Review in Issue 16-1 | Spring 2004

Strung across the stage are lines of large squares of white cloth held up by giant pegs. An oversized old-fashioned white pram sits in the middle of the stage, which turns out to be occupied by three big bouncing babies in white romper suits and bonnets. The only touch of colour is a red balloon attached to the pram, which soon escapes to fly up and away. It's a simple but highly effective scenography that sets the scene for the ensuing flight of fancy, as our baby heroes try to recapture their balloon – transforming their pram into a number of different flying machines including a Wright-brothers propeller-whirring aeroplane and ultimately a lunar spaceship.

Drak Theatre (from the Czech Republic) have a worldwide reputation for their skills in puppetry and animated theatre, so I was not surprised to find that this show was chock-full of wonderful visual moments, using every trick in the book from an extraordinary transforming set to shadow puppetry to object animation to projection. What did surprise me was the superb physical theatre and clowning skills from the three performers. There is no reason why a company shouldn't be equally adept in the physical and visual aspects of performance, but few are. The narrative was simplicity itself: balloon lost, babies cross-balloon retrieved, babies content. But Drak had everyone entranced as the babies bounced off each other, images zipped along the walls of the theatre, loud noises pinged and popped and a giant ball thrown out to the audience was eagerly chased and thrown back with squeals of delight – and that was just the grown-ups.

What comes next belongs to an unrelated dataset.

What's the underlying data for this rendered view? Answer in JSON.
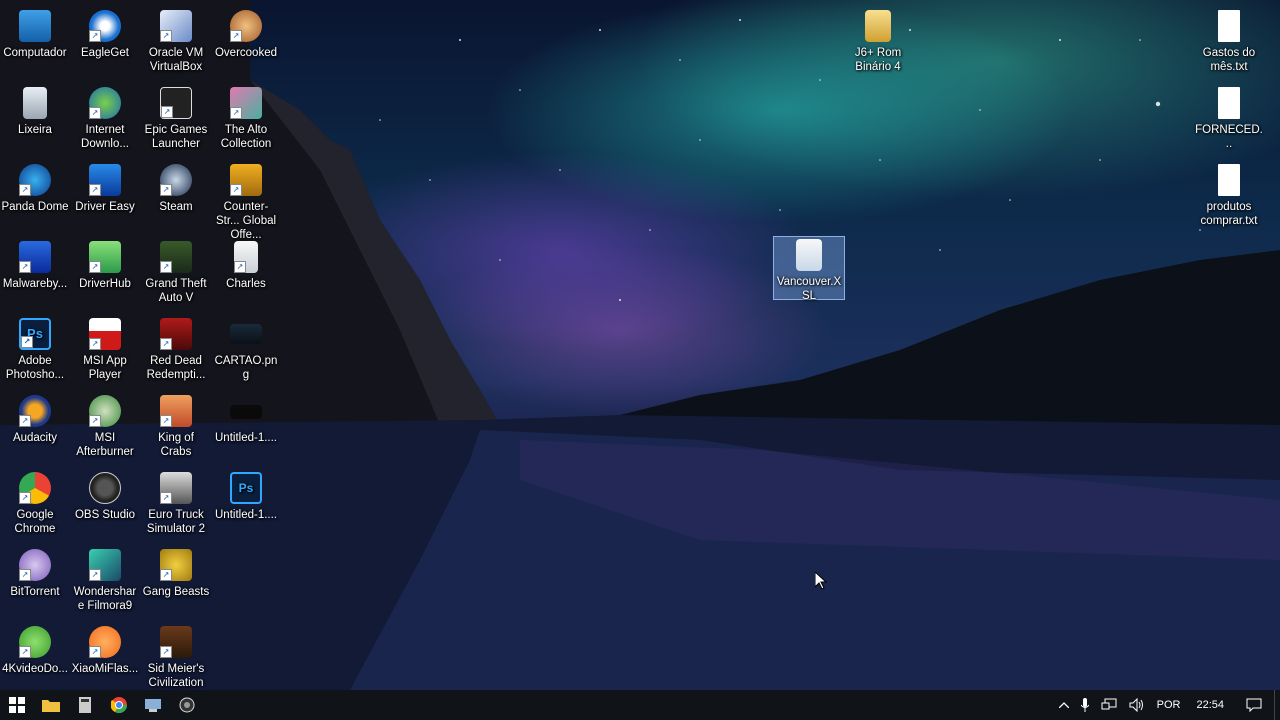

Presenting Artists
Presenting Venue
Date Seen
  1. Dec 2003

This article in the magazine

Issue 16-1
p. 29